Interviewed in London recently by Christiane Monarchi, editor of on-line photography magazine Photomonitor, Christiane observed that Fiona has produced a body of work “which is able to speak universally to the viewer about a passion and a place”. Presenting a mixture of images from Argentine daily life and the late night tango salons in Buenos Aires, Christiane added: “Images appear to have dialogues of colour: blues, reds, vibrant yellows and greens in the crisp compositions of fruit stands, the impossibly beautiful hand painted hoarding of a newspaper kiosk, and the colourful heels of tango shoes perfectly angled. Daytime images seem to exist in suspended animation - the slow gaze of the newspaper seller, the rich patina of carved oak doors and restaurants still living out the heyday of Argentine Art Nouveau”.

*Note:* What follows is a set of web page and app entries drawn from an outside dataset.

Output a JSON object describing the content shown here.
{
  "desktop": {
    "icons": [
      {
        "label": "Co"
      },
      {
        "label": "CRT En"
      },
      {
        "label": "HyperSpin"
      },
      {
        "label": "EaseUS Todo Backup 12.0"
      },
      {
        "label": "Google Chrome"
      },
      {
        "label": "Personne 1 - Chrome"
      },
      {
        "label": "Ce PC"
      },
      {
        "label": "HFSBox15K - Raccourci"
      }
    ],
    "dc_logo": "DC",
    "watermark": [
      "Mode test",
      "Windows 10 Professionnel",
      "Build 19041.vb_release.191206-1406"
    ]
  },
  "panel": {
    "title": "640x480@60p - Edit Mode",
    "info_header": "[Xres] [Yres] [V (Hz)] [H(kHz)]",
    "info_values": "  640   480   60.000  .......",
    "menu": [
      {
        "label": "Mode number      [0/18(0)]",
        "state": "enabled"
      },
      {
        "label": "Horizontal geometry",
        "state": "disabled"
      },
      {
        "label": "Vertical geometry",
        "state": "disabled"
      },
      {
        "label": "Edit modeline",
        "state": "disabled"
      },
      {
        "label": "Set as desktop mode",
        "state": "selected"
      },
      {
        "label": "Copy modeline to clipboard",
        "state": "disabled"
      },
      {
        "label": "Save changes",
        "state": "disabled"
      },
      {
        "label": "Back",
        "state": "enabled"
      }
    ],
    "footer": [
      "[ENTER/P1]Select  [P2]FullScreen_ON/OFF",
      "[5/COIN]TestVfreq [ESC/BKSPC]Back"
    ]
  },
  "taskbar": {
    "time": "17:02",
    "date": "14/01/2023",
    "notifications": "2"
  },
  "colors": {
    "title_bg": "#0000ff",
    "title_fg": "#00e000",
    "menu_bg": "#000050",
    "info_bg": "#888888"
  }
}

Of the tango images, Christiane notes that: “A visual journey through your body of work is punctuated by the exploration of touch - the hands, the embrace, the physical touch” - emphasizing tango’s reputation as a very sensual, passionate dance. Tango is very definitely a nocturnal activity. Originating in the working class districts of Buenos Aires, Italian and Spanish immigrants danced tango in the bars and bordellos of Buenos Aires with other immigrants, sailors, courtesans, and cowboys. This history imbues tango its sensual, nocturnal and at times melancholy feel, which comes across in the images in the exhibition. Fiona has also just published a photography book of her work from Argentina to accompany the exhibition. The official book launch of “Buenos Aires – Desde el Alma” (Buenos Aires – From the Soul) will coincide with the opening night when the book will be for sale. The exhibition will be open until August 31.